The EpiPen delivers a dose of epinephrine through clothing to stop a potentially life-threatening allergic reaction.
Dr. Kevin Dooms, an allergist in Bellevue, is one of those looking to change the state law so he can prescribe epinephrine to schools.
“Sometimes there are situations where kids get into trouble, they have, they may not know they have a food allergy,” Dooms said. “They may not have a pen at all, or there might not be a pen nearby.”
His push follows the death of Ammaria Johnson in Virginia last year. The 7-year-old had a known food allergy, but did not have her own EpiPen. It was illegal for her school nurse in to give the girl another student’s epinephrine. By the time paramedics arrived, it was too late.
Washington has the same law, blocking school staffers from giving students the medicine unless they have a prescription.
Sally porter’s son has a severe peanut allergy. She wants to change the law for other parents, whose children may not know they’re allergic.
Recent studies have shown that 1 in 13 children in this country has a food allergy.
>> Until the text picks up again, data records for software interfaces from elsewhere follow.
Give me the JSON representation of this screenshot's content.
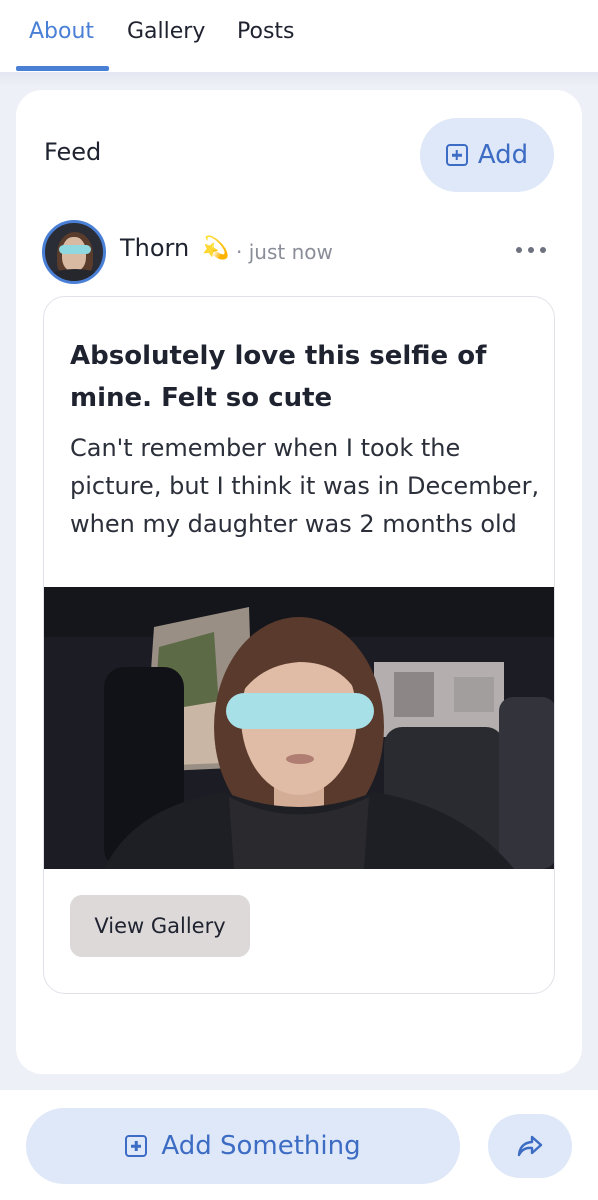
{
  "tabs": [
    {
      "label": "About",
      "active": true
    },
    {
      "label": "Gallery",
      "active": false
    },
    {
      "label": "Posts",
      "active": false
    }
  ],
  "feed": {
    "title": "Feed",
    "add_label": "Add"
  },
  "post": {
    "author": "Thorn",
    "author_emoji": "💫",
    "time": "· just now",
    "title": "Absolutely love this selfie of mine. Felt so cute",
    "body": "Can't remember when I took the picture, but I think it was in December, when my daughter was 2 months old",
    "gallery_button": "View Gallery"
  },
  "bottom_bar": {
    "add_label": "Add Something"
  },
  "colors": {
    "accent": "#4a7fd6",
    "button_bg": "#dfe8f8",
    "page_bg": "#eef0f7",
    "face_blur_bar": "#8fd8df"
  },
  "icons": {
    "add": "plus-square-icon",
    "more": "more-horizontal-icon",
    "share": "share-arrow-icon"
  }
}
And 40 percent of those may be at risk for a severe reaction.
Some question the risk of giving schools the drug, concerned that a school nurse or other staff member may misread a child’s symptoms and give a student a dose of epinephrine.
The bill introduced Wednesday in Olympia would give legal protection to doctors, pharmacists, school employees and the schools themselves in the case of epinephrine being administered.